The first is these folks are technically very, very good, but they haven’t had scars and experiences to mature those other skills, which are 80% of the success factors. The second part, if you think about a cycle time, implementing something from need to requirements, to sourcing, implementing and stabilizing, you’re looking at more than 18 to 24 months. If people change within 18 to 24 months, you’ve got two problems.
No. 1, those guys didn’t have an experience of seeing the decisions they’ve made. No. 2, accountability disappears. The organization faced the problem, but they really haven’t seen whether it works or not. So, as I said, going back to the single biggest problem and failure point is engagement. The skills that are required are more about EQ, more so than IQ, and are about empathy, collaboration, trust, building likability and business acumen. That’s what brings the organization together. Quite honestly, CISSP really doesn’t grant you or certify you on those. That’s an experience part. That’s the skill that you need in addition to the critical technical skills to really lead across the board and make it stick.
Crowley: I think that the business skills are required to actually be the leader and be able to get an effective seat at the table to bring these issues forward.

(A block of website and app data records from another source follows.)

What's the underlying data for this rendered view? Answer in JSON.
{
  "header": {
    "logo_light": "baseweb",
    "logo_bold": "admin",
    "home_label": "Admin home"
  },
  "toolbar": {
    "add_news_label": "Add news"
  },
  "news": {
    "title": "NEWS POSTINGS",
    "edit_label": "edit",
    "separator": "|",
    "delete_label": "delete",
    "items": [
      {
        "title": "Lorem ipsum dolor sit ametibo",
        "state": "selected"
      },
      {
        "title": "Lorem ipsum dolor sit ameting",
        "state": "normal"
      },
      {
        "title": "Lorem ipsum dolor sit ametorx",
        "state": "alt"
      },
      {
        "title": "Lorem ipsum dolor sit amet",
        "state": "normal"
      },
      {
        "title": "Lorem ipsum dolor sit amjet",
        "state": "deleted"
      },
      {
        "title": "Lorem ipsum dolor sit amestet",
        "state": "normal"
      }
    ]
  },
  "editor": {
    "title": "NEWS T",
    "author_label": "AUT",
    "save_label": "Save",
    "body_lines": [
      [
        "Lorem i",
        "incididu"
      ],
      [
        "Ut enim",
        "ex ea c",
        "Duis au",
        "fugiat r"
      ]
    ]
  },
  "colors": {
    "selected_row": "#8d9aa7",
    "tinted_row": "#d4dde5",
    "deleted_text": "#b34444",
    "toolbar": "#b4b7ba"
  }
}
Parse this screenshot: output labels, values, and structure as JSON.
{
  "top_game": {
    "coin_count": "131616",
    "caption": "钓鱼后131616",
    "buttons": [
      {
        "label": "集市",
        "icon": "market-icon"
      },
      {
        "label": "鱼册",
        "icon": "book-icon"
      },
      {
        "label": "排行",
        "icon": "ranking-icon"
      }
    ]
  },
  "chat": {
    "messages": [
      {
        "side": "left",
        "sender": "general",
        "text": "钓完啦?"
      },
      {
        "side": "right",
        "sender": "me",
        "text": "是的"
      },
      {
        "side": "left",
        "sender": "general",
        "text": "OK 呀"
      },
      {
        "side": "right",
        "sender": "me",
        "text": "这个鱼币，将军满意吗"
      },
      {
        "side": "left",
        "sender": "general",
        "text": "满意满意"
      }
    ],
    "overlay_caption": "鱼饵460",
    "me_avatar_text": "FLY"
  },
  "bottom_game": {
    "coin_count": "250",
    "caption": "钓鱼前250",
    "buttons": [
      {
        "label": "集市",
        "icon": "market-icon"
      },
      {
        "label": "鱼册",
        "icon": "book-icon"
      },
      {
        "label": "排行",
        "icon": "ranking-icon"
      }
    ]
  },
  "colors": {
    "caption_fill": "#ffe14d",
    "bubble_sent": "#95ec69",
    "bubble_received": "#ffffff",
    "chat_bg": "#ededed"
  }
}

Even though the CISO has a C at the beginning of this title, they’re not adequately represented in the C-suite, and they’re not respected at the same level as let’s say, the CIO, the COO or the CFO. They don’t have the business skills or the experience of sticking through these projects to get the scars, not just pull the rip cord when the heat comes up or the next big pay increase comes your way.
ICSP: We were talking about OT. How valuable is it to use security orchestration, automation and response (SOAR) technology for OT?
Crowley: We have a couple of projects going on in that area right now, and we think it’s going to be tremendously valuable over time. To be able to do the security orchestration and be able to tie events from both IT and OT together, that type of tool set makes sense.
As an example, industrial companies often struggle with keeping their systems patched and the vulnerabilities up to date, because there’s a lag between when a Siemens or Honeywell or GE releases a patch and when Microsoft does. It’s a logistical problem to keep these systems up to date, so something like a SOAR can help with that. If you have the right asset inventory information tied to the right patching data, the SOAR system can help orchestrate that these are the most critical systems. These are the most critical vulnerabilities that need to be patched, and now it’s time to do it.
There are applications here that fit pretty well into that workflow. However, it’s really early days. People are just starting to think about how they can take advantage of this, but they’re going to have to because there are not enough people out there to do the work. There has to be some automation built to become effective around these programs that people want to put in place.
Whitaker: I think using a SOAR to help automate the response and mitigation steps is a really great idea.
ICSP: Somebody mentioned earlier that it’s more art than science and that it doesn’t seem like our cybersecurity problems can be entirely solved by technology. And they can’t be entirely solved on the human side. There has to be a blend of the two to make it really work.
Crowley: It’s certainly people that have security programs that are risk- or compliance-based. There’s still a tremendous amount of data collection that’s being done and published on spreadsheets. There’s a big opportunity to help solve that problem, having humans running around inputting data into spreadsheets, which is not an effective use of your human capital, through automation.